A PPP project can require a substantial investment to prepare and submit a proposal to a public agency. The concessionaire would typically identify a location, develop a preliminary design, forecast use and revenue, and make the preliminary arrangements for financing to determine whether the project would provide a profitable return before any proposal would be presented to a public agency. The concessionaire must project revenue over a long period, 20-40 years, and it must factor in the operating and maintenance costs into such projections. For example, predicting changes in traffic patterns and use of the project presents a significant challenge.
Once a project is identified, the viability of PPPs may be affected by political considerations and public opinion. Public opinion may impact the award of the project, and public scrutiny will certainly temper the public agency’s negotiating position. The agency must deal with the possibility that the project will not be popular, or that the terms it gave the concessionaire are perceived to be too generous.
Public agencies need to know what they want, and define their needs clearly. They must also be prepared to commit appropriate resources, particularly senior personnel, to complete their responsibilities with regard to the project. Further, public agencies must take the long-term view and recognize that each concession agreement and PPP project will set a precedent for future projects.
Although a PPP may proceed from proposal to completed project faster than a government project, from the concessionaire’s perspective the time and money the concessionaire spends from the presentation of a proposal to the negotiation and award of the concession contract will frequently be greater than a bidder would spend on conventional government project.
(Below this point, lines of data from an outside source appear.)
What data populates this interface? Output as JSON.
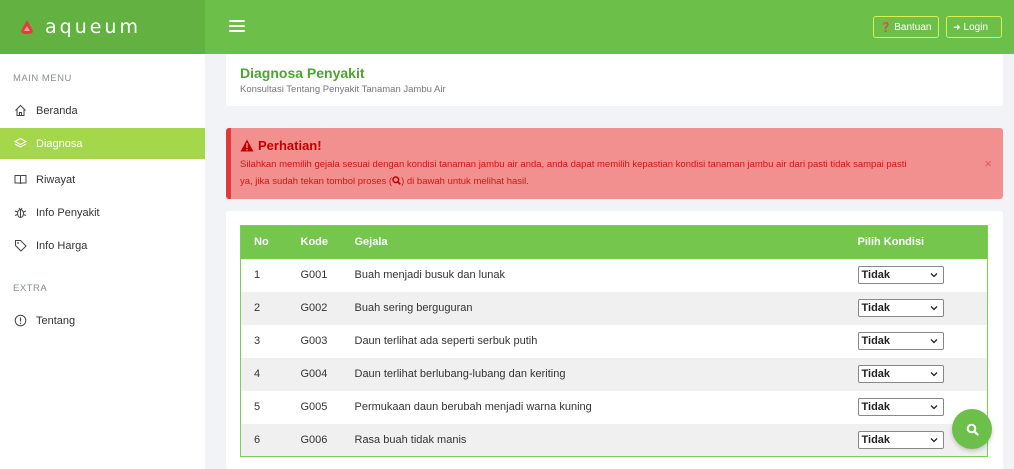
{
  "app": {
    "brand": "aqueum"
  },
  "header": {
    "help_label": "Bantuan",
    "login_label": "Login"
  },
  "sidebar": {
    "main_header": "MAIN MENU",
    "extra_header": "EXTRA",
    "items": [
      {
        "label": "Beranda",
        "icon": "home-icon"
      },
      {
        "label": "Diagnosa",
        "icon": "layers-icon",
        "active": true
      },
      {
        "label": "Riwayat",
        "icon": "book-icon"
      },
      {
        "label": "Info Penyakit",
        "icon": "bug-icon"
      },
      {
        "label": "Info Harga",
        "icon": "tag-icon"
      },
      {
        "label": "Tentang",
        "icon": "info-icon"
      }
    ]
  },
  "page": {
    "title": "Diagnosa Penyakit",
    "subtitle": "Konsultasi Tentang Penyakit Tanaman Jambu Air"
  },
  "alert": {
    "title": "Perhatian!",
    "text_line1": "Silahkan memilih gejala sesuai dengan kondisi tanaman jambu air anda, anda dapat memilih kepastian kondisi tanaman jambu air dari pasti tidak sampai pasti",
    "text_line2_a": "ya, jika sudah tekan tombol proses (",
    "text_line2_b": ") di bawah untuk melihat hasil.",
    "close": "×"
  },
  "table": {
    "headers": {
      "no": "No",
      "kode": "Kode",
      "gejala": "Gejala",
      "kondisi": "Pilih Kondisi"
    },
    "rows": [
      {
        "no": "1",
        "kode": "G001",
        "gejala": "Buah menjadi busuk dan lunak",
        "kondisi": "Tidak"
      },
      {
        "no": "2",
        "kode": "G002",
        "gejala": "Buah sering berguguran",
        "kondisi": "Tidak"
      },
      {
        "no": "3",
        "kode": "G003",
        "gejala": "Daun terlihat ada seperti serbuk putih",
        "kondisi": "Tidak"
      },
      {
        "no": "4",
        "kode": "G004",
        "gejala": "Daun terlihat berlubang-lubang dan keriting",
        "kondisi": "Tidak"
      },
      {
        "no": "5",
        "kode": "G005",
        "gejala": "Permukaan daun berubah menjadi warna kuning",
        "kondisi": "Tidak"
      },
      {
        "no": "6",
        "kode": "G006",
        "gejala": "Rasa buah tidak manis",
        "kondisi": "Tidak"
      }
    ]
  },
  "colors": {
    "brand_green": "#6cc04a",
    "active_menu": "#a4d84a",
    "alert_bg": "#f28f8f",
    "alert_text": "#c81010"
  }
}
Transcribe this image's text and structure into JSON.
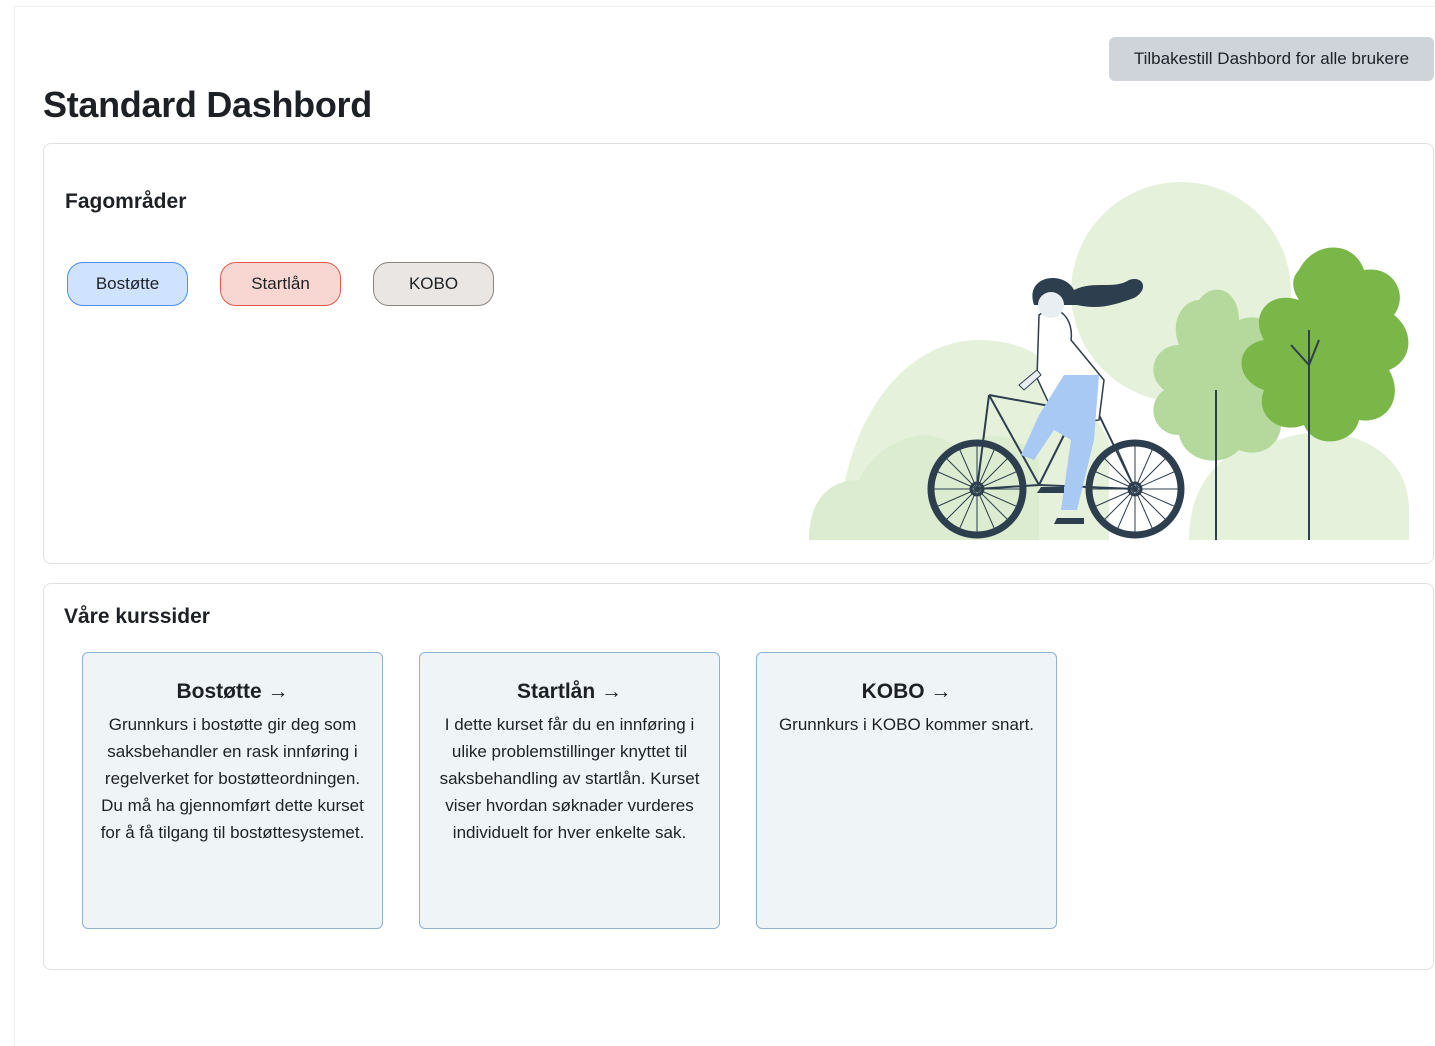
{
  "header": {
    "reset_button_label": "Tilbakestill Dashbord for alle brukere",
    "page_title": "Standard Dashbord"
  },
  "areas": {
    "title": "Fagområder",
    "pills": [
      {
        "label": "Bostøtte",
        "color": "#cfe2ff",
        "border": "#4d8bf0"
      },
      {
        "label": "Startlån",
        "color": "#f8d7d3",
        "border": "#e0584a"
      },
      {
        "label": "KOBO",
        "color": "#e9e6e3",
        "border": "#8a8480"
      }
    ]
  },
  "courses": {
    "title": "Våre kurssider",
    "items": [
      {
        "title": "Bostøtte →",
        "description": "Grunnkurs i bostøtte gir deg som saksbehandler en rask innføring i regelverket for bostøtteordningen. Du må ha gjennomført dette kurset for å få tilgang til bostøttesystemet."
      },
      {
        "title": "Startlån →",
        "description": "I dette kurset får du en innføring i ulike problemstillinger knyttet til saksbehandling av startlån. Kurset viser hvordan søknader vurderes individuelt for hver enkelte sak."
      },
      {
        "title": "KOBO →",
        "description": "Grunnkurs i KOBO kommer snart."
      }
    ]
  },
  "colors": {
    "accent_card": "#eff4f7",
    "card_border": "#8db2d6",
    "tree_green": "#7ab648",
    "tree_light": "#b5d99c",
    "bg_blob": "#e6f1dc",
    "bike_dark": "#2d3e4e",
    "pants_blue": "#a9c9f5"
  }
}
There is always the risk that others will offer competing proposals. Investors must be prepared to be patient with the process.
The concessionaire takes the risk that it can build and operate the project within its cost forecast so that it will make a profit. On some projects the public agency must pay the concessionaire if the project does not generate the revenue that was expected. For example, if there is a shortfall in toll revenue because other public roads projects diverted traffic away from the PPP, the agency may be required to make up a portion of the shortfall with payments to the concessionaire. The parties to the concession agreement should strive to provide a project that is needed and that provides a reasonable return on investment for the concessionaire. The parties must avoid terms that will result in a windfall for the concessionaire because of the significant political consequences that could result. The parties must also avoid a revenue sharing arrangement between the concessionaire and the public agency that eliminates a reasonable return, or worse a financial failure for the concessionaire.
The global economic crisis has added additional pressure on state and local governments with regard to PPPs. Government agencies are beginning to push back on PPP investors in an effort to get terms more favorable to the government than previously, in part to satisfy taxpayers and in part to obtain more revenue at the beginning of the project. The economic crisis has also limited the availability of traditional lending for PPP participants. Of course, private equity firms may form funds to invest in infrastructure projects. As interest in commercial REITs has waned, these infrastructure funds appear to be gaining favor with investors.
Contractors have several opportunities to participate in PPPs. First, they can play the traditional role of the constructor of the project. Usually, PPPs use designbuild or turnkey contracts in an effort to place the entire design, construction, and performance responsibility in the contractor’s hands. Second, the contractor may have the opportunity to participate as an investor or shareholder in the concessionaire, thus providing the contractor with the opportunity to earn a profit on the construction contract and to earn a long-term return on its investment in the concession company.